When Mirel Wagner heads to Australia in January for her first Antipodean tour, she'll be taking a piece of Finnish winter darkness with her to the Sydney summer.
"It's exciting, Australia, the sunshine" she tells HSTV's English-language current affairs show Newsmakers.
The three-city tour will see 28-year old Wagner play venues in Melbourne, Sydney and Hobart Tasmania. It's her first trip Down Under, and her first experience of the Australian festival circuit. "I'm looking forward to seeing the audience" she says "just playing to people - there is this sort of atmosphere, and this sort of feeling of sharing in some ways... that's something I always look forward to".
It's been a landmark few years for the Espoo-based singer-songwriter, whose sophomore album "When The Cellar Children See The Light of Day" topped the Finnish charts. The album beat out more high profile Nordic artists like Denmark's Mø and Sweden's Neneh Cherry and Lykke Li to claim the Nordic Music Prize in 2014. That lead directly to a live performance on the BBC's eponymous Jools Holland show which raised her profile in the UK.
For the uninitiated, Wagner's style of folk roots music is simple and unhurried. "It's not party music" Wagner admits with a smile. "I would recommend just to sit down and have a moment with it".
In contrast to her everyday persona, Wagner's lyrics are often dark and tinged with sadness.

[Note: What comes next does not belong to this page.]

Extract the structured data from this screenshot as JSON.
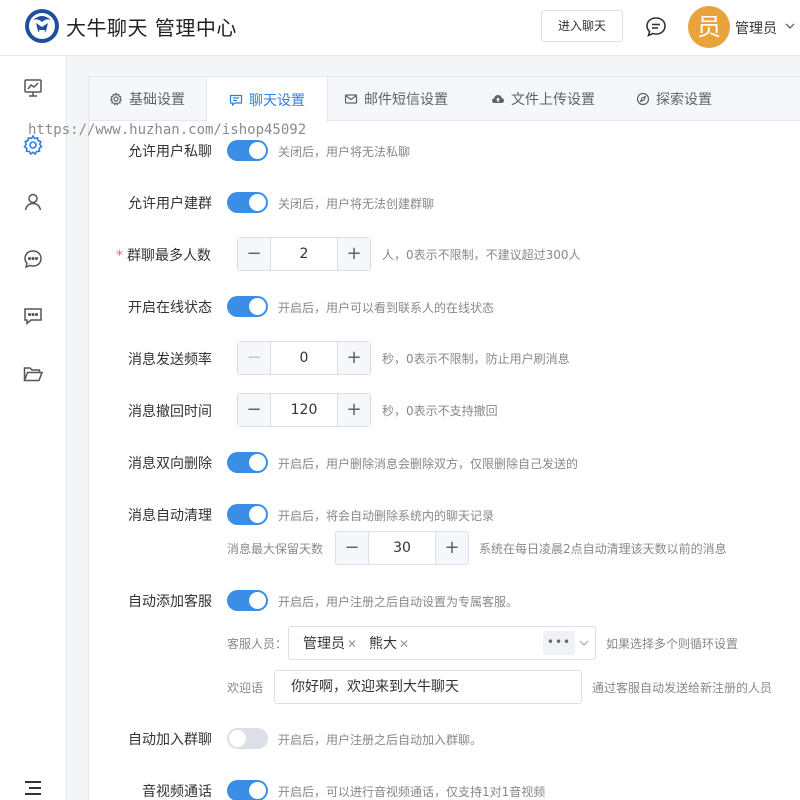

Brief flashes of joy are marred with hidden dangers. There's murder, poverty, hunger, yearning and loss. It seems a world away from suburban Espoo, where a young Mirel Wagner attended Montessori, took violin lessons and played at being pop stars with her classmates.

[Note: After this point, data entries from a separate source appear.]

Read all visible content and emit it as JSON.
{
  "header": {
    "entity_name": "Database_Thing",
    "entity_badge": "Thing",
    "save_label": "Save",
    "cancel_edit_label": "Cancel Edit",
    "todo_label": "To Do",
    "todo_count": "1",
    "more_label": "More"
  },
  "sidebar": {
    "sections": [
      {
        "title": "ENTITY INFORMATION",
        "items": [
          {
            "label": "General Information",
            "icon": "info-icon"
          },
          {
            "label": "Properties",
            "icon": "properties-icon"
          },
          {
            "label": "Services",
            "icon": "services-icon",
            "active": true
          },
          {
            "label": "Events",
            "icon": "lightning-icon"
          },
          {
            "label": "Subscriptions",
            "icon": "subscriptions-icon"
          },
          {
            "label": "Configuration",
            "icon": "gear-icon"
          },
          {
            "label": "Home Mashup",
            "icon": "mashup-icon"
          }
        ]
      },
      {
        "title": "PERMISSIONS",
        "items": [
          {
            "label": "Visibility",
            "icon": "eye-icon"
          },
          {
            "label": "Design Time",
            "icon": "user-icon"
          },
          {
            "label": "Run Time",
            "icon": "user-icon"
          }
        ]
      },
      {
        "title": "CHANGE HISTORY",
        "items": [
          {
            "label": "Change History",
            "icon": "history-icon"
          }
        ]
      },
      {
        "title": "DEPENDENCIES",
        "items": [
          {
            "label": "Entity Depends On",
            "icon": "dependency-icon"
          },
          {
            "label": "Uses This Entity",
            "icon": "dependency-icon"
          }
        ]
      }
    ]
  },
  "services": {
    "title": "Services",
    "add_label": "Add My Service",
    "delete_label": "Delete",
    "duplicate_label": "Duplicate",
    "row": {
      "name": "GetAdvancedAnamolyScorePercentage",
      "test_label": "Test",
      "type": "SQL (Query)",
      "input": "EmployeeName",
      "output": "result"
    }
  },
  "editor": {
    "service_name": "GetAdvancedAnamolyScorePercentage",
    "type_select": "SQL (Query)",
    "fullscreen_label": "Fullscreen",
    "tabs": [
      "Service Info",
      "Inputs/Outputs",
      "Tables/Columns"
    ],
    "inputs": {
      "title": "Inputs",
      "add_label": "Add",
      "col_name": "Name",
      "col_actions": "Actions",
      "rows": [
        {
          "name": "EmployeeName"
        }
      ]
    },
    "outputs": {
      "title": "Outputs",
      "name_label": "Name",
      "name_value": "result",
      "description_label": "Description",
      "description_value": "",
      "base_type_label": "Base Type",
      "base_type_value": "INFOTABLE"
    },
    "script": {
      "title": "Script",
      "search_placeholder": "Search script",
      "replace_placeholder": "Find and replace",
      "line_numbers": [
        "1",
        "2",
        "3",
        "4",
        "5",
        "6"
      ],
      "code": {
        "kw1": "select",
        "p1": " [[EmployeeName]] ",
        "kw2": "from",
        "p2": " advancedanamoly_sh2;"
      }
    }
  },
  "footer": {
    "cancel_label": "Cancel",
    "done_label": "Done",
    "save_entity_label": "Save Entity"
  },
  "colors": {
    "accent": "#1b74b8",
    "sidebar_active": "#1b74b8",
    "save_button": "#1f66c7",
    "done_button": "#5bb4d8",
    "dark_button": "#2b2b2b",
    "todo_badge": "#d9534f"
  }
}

"Once you start to think about it, it sort of makes sense" she says. "Espoo is this sort of beautiful and calm and very quiet place, but there is a history of very ugly things happening in quiet and beautiful places".
Wagner's song writing process, she concedes, is "still finding its form". After two albums she feel as if she's yet to truly embark on the 'journey' she wants to take as a songwriter and storyteller. But it was this not-yet-fully-formed talent that lead Sub Pop Records to sign her in the US, the same legendary record label that was home to Nirvana, Soundgarden and many other 'Seattle Sound' acts from the 1980s and early 1990s.
Her method of writing is "mostly a combination of hard work and intuition". A balancing act between "what feels good" and "what feels like a good story that needs to be told". Unlike many other young Finnish musicians, Wagner's method means writing and recording in English, which she says is a "huge part" of the song writing process. "It changes the way I use words of course because it's a different language" she says.
Honing her music during high school, Wagner couldn't yet work out how to make a successful living as a musician, and although she was encouraged to express herself through music, she says there was no sense that it could be anything more than just a hobby.
"Sometimes I feel that these days [children] are being pushed quite a lot into deciding things in a very early age, what career and even in music ... maybe there should be more support in finding your own way in expressing yourself and finding the career in there also" she says.
Branching out from music, Wagner has five artworks displayed in a Helsinki gallery during December. Her art, like her music, is dark - she considers that a compliment - depicting skeletons, spiders, and a tongue impaled on a giant pair of scissors. The singer has "always been fascinated by visual arts" but again, it was not something she considered as a profession. "The idea of making a living from them seemed impossible... that was one of the biggest obstacles when I was growing up... how could I make a living out of it".
When Mirel Wagner arrives in Australia next month, she'll be travelling only with her sound engineer Juha Kokkonen - her entourage of one. "My set up is very simple" she explains "I just have a guitar and me".
And what Aussie audiences can expect to see is the interplay between Mirel the person, and Mirel the musician - the pivot point of half smiles, low glances, simple sounds and haunting lyrics.
"That's where the magic happens these different sides of ourselves" she says. "We all have these sort of feelings and emotions and different kinds of stories inside of us, and it's a balancing act"